My colleague, the children’s minister at the church in which our school is affiliated, provides many children’s events and activities to grow the ministry and encourage young families to attend church services and classes. Because there are many churches in the area with similar programs and activities, she must market her programs and ministry areas to create exposure and interest. Through each of our events, we collaborate frequently to combine our activities and share volunteers and staff since the events reach to the same age group of children and similar clientele. Most recently, we have planned and organized summer and fall events are children prepare to finish school and start school again. My colleague’s event is focused on fun children’s events and my events are focused on gaining exposure to our school through fun events.

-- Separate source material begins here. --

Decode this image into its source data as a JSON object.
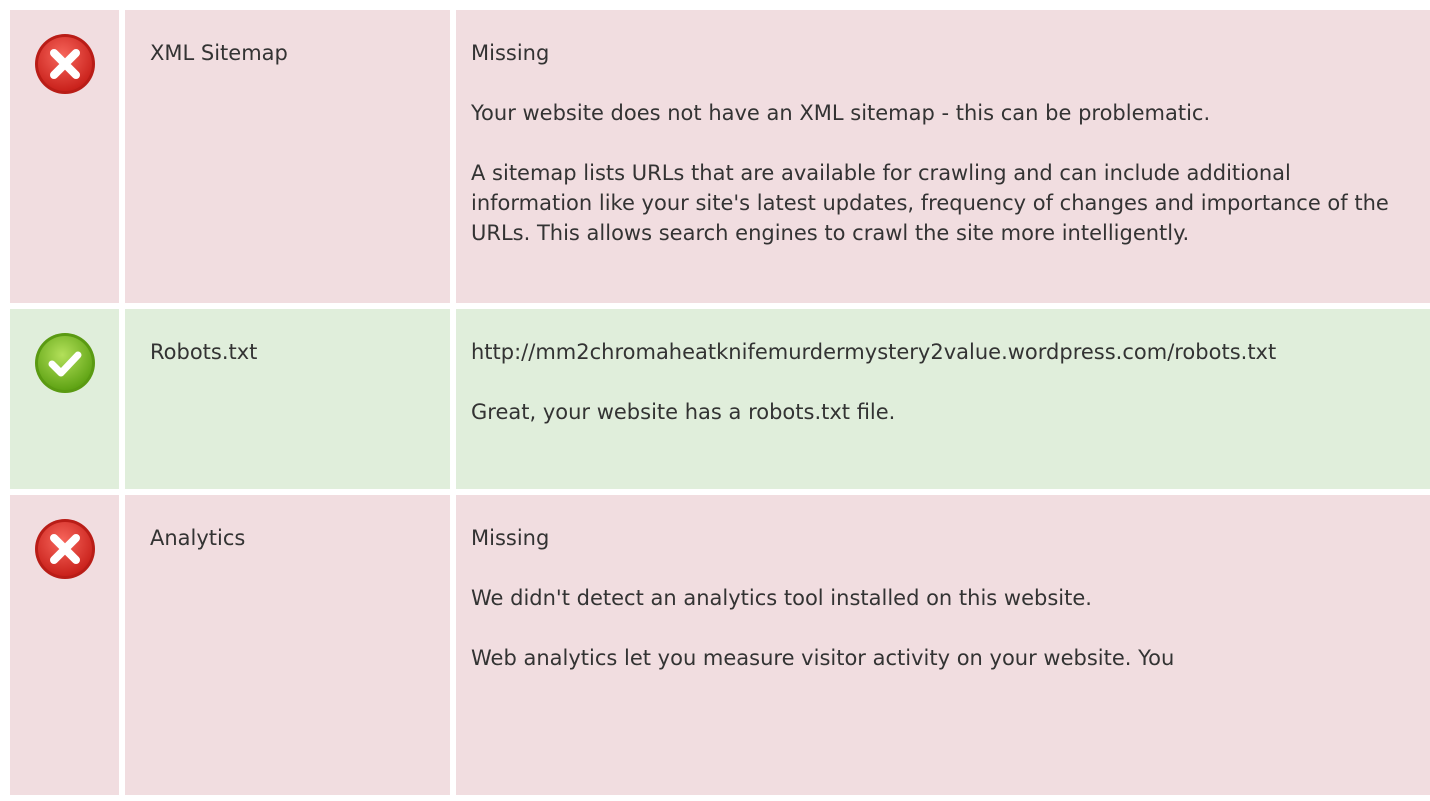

The original intent of our collaboration was to combine calendar dates, volunteers, and expenses of special event rentals. We collaborated to plan a summer camp carnival and a back to school carnival. My colleague’s intent was to provide fun events for her ministry children and families to celebrate the school year. My intent was to create times for the public to know our school exists to gain enrollment exposure for marketing purposes. We shared volunteer staff and only took one date on the church and school calendar. We shared expenses to rent carnival equipment to eliminate exhausting one budget over another.

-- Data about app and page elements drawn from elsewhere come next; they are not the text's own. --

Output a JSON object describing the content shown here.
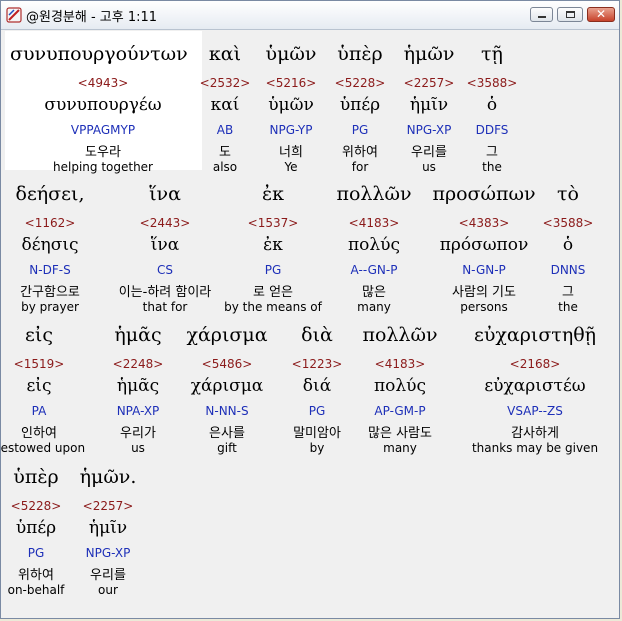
{
  "window": {
    "title": "@원경분해 - 고후 1:11",
    "minimize": "",
    "maximize": "",
    "close": "✕"
  },
  "words": [
    {
      "greek": "συνυπουργούντων",
      "strong": "<4943>",
      "lemma": "συνυπουργέω",
      "morph": "VPPAGMYP",
      "kr": "도우라",
      "en": "helping together"
    },
    {
      "greek": "καὶ",
      "strong": "<2532>",
      "lemma": "καί",
      "morph": "AB",
      "kr": "도",
      "en": "also"
    },
    {
      "greek": "ὑμῶν",
      "strong": "<5216>",
      "lemma": "ὑμῶν",
      "morph": "NPG-YP",
      "kr": "너희",
      "en": "Ye"
    },
    {
      "greek": "ὑπὲρ",
      "strong": "<5228>",
      "lemma": "ὑπέρ",
      "morph": "PG",
      "kr": "위하여",
      "en": "for"
    },
    {
      "greek": "ἡμῶν",
      "strong": "<2257>",
      "lemma": "ἡμῖν",
      "morph": "NPG-XP",
      "kr": "우리를",
      "en": "us"
    },
    {
      "greek": "τῇ",
      "strong": "<3588>",
      "lemma": "ὁ",
      "morph": "DDFS",
      "kr": "그",
      "en": "the"
    },
    {
      "greek": "δεήσει,",
      "strong": "<1162>",
      "lemma": "δέησις",
      "morph": "N-DF-S",
      "kr": "간구함으로",
      "en": "by prayer"
    },
    {
      "greek": "ἵνα",
      "strong": "<2443>",
      "lemma": "ἵνα",
      "morph": "CS",
      "kr": "이는-하려 함이라",
      "en": "that for"
    },
    {
      "greek": "ἐκ",
      "strong": "<1537>",
      "lemma": "ἐκ",
      "morph": "PG",
      "kr": "로 얻은",
      "en": "by the means of"
    },
    {
      "greek": "πολλῶν",
      "strong": "<4183>",
      "lemma": "πολύς",
      "morph": "A--GN-P",
      "kr": "많은",
      "en": "many"
    },
    {
      "greek": "προσώπων",
      "strong": "<4383>",
      "lemma": "πρόσωπον",
      "morph": "N-GN-P",
      "kr": "사람의 기도",
      "en": "persons"
    },
    {
      "greek": "τὸ",
      "strong": "<3588>",
      "lemma": "ὁ",
      "morph": "DNNS",
      "kr": "그",
      "en": "the"
    },
    {
      "greek": "εἰς",
      "strong": "<1519>",
      "lemma": "εἰς",
      "morph": "PA",
      "kr": "인하여",
      "en": "bestowed upon"
    },
    {
      "greek": "ἡμᾶς",
      "strong": "<2248>",
      "lemma": "ἡμᾶς",
      "morph": "NPA-XP",
      "kr": "우리가",
      "en": "us"
    },
    {
      "greek": "χάρισμα",
      "strong": "<5486>",
      "lemma": "χάρισμα",
      "morph": "N-NN-S",
      "kr": "은사를",
      "en": "gift"
    },
    {
      "greek": "διὰ",
      "strong": "<1223>",
      "lemma": "διά",
      "morph": "PG",
      "kr": "말미암아",
      "en": "by"
    },
    {
      "greek": "πολλῶν",
      "strong": "<4183>",
      "lemma": "πολύς",
      "morph": "AP-GM-P",
      "kr": "많은 사람도",
      "en": "many"
    },
    {
      "greek": "εὐχαριστηθῇ",
      "strong": "<2168>",
      "lemma": "εὐχαριστέω",
      "morph": "VSAP--ZS",
      "kr": "감사하게",
      "en": "thanks may be given"
    },
    {
      "greek": "ὑπὲρ",
      "strong": "<5228>",
      "lemma": "ὑπέρ",
      "morph": "PG",
      "kr": "위하여",
      "en": "on-behalf"
    },
    {
      "greek": "ἡμῶν.",
      "strong": "<2257>",
      "lemma": "ἡμῖν",
      "morph": "NPG-XP",
      "kr": "우리를",
      "en": "our"
    }
  ]
}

Collaborating to share events allows us to share calendar dates and volunteer staffing and be budget conscious. My colleague benefitted a great deal by providing fun events for her ministry families to share and celebrate a day together. I benefitted by gaining new enrollment students for the school and by creating new exposure for future school news and programs. Collaboration in my profession can be enhanced and grown by establishing communication between collaborating professionals. Each person must be open and willing to be actively involved in the planning stages and fulfill her tasks of contributing to the event or activity. There are many roles to complete in collaborating and in the planning of events and activities. Each person has a role to play and is equally important in the process. Collaboration can be viewed as a journey with many elements and people involved.
Leonard Sweet (2008) explained eleven roles necessary to complete tasks and fulfill partnerships. People must find and develop relationships with at least eleven character types to complete tasks and manage the journey. Each one of those character traits fulfills an important role with which is necessary for any task. There is an editor, a true friend, an encourager, and even a butt-kicker to keep on track and moving in the right direction. Each one of those character traits is necessary in collaboration and completing the partnership journey. Professionals establish partners through work settings and relationships as well as through professional learning communities (PLC) through technology. Some of those eleven character partnerships may be found through online PLCs and valuable professionals in which to invest, share, and collaborate.

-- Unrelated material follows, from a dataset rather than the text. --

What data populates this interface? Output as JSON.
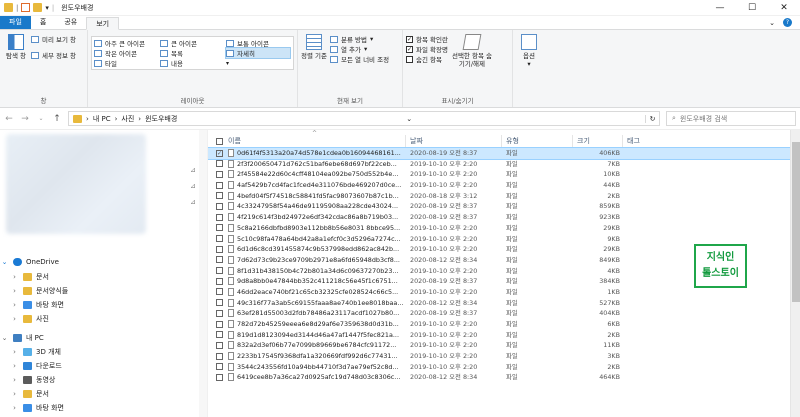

Sweet, L. (2008). 11 Indispensable Relationships You Can’t Be Without. Colorado Springs, CO: David C. Cook.